In this column, Brooks starts by saying, “We live in a big, diverse society. There are essentially two ways to maintain order and get things done in such a society — politics or some form of dictatorship. Either through compromise or brute force. Our founding fathers chose politics.”

He explains that “politics is an activity in which you recognize the simultaneous existence of different groups, interests, and opinions. You follow a set of rules, enshrined in a constitution or in custom, to help you reach these compromises in a way everybody considers legitimate.”

I looked up what our Constitution says: “We the People of the United States, in Order to form a more perfect Union, establish Justice, insure domestic Tranquility, provide for the common defence, promote the general Welfare, and secure the Blessings of Liberty to ourselves and our Posterity, do ordain and establish this Constitution for the United States of America.”

The Constitution spells out all the processes by which our government operates in its three branches: executive, legislative, and judicial.

As David Brooks points out, politics is not easy. He says, “It’s messy, limited, and no issue is ever really settled. Politics is a muddled activity in which people have to recognize restraints and settle for less than they want. Disappointment is normal.”

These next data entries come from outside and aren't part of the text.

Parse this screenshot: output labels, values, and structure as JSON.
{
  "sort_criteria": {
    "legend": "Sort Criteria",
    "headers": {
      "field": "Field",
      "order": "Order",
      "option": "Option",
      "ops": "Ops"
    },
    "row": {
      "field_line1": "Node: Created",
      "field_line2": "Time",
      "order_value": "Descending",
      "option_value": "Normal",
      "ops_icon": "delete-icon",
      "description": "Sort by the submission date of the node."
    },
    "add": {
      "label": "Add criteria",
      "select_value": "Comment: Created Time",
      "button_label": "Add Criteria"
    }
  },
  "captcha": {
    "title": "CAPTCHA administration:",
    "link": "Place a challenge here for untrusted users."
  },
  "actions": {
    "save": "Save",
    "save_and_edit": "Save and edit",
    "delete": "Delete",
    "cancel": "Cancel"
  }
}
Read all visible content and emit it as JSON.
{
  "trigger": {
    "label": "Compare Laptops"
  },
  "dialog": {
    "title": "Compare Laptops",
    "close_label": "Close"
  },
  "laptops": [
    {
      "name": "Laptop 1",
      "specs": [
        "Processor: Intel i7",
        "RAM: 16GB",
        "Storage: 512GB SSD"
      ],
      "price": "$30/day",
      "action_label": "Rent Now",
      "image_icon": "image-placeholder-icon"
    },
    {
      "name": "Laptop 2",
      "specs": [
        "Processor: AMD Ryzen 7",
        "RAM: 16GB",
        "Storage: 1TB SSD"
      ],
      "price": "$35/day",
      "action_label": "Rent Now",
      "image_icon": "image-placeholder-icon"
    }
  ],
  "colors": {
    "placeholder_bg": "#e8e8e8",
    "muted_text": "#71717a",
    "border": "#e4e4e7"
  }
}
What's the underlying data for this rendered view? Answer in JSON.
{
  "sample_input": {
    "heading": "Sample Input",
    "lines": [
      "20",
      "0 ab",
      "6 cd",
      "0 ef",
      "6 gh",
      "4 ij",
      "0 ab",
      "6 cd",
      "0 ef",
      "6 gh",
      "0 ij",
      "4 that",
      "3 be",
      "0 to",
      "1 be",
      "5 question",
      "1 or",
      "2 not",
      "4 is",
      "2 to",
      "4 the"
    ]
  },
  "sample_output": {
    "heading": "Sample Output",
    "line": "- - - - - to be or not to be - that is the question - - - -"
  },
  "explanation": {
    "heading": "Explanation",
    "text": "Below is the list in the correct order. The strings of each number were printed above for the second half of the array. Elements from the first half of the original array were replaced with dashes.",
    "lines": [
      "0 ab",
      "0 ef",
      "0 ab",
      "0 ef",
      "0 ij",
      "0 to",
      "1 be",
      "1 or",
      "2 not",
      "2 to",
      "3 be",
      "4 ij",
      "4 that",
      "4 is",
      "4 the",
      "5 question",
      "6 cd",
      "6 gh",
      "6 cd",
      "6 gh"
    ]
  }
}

But he also adds that’s the beauty of politics, too. “It involves an endless conversation in which we learn about other people and see things from their vantage point and try to balance their needs against our own. Plus, it’s better than the alternative: rule by some authoritarian tyrant who tries to govern by clobbering everyone in his way.”

Trend toward ‘anti-politics’

But Brooks points out that over the past generation, we have seen the rise of a group of people who are against politics. These groups want to elect people who have no political experience. They want “outsiders.”

He adds, “They delegitimize compromise and deal-making. They’re willing to trample the customs and rules that give legitimacy to legislative decision-making if it helps them gain power.”
These “anti-politics” people are ruining our country, insists Brooks. They are electing people with no experience who can’t accomplish much in elected office. This leads to more dissatisfaction, which in turn causes a continuing downward spiral in our country.

Return to civility and respect

So what’s the solution? I think it means trying to return to a respect for politics, civility, and working together for the common good of our country, not just for our own self interests.

Catholic Social Teaching offers a rich treasure of wisdom about building a just society. I would suggest that we voters study what our teaching has to say and share that with our fellow citizens.

Sometimes it might be difficult to find a candidate that follows Catholic teaching consistently, but we have to study the candidates and the issues and make an informed, conscientious choice.

We Catholics have a lot to offer to get our “perfect Union” back on track.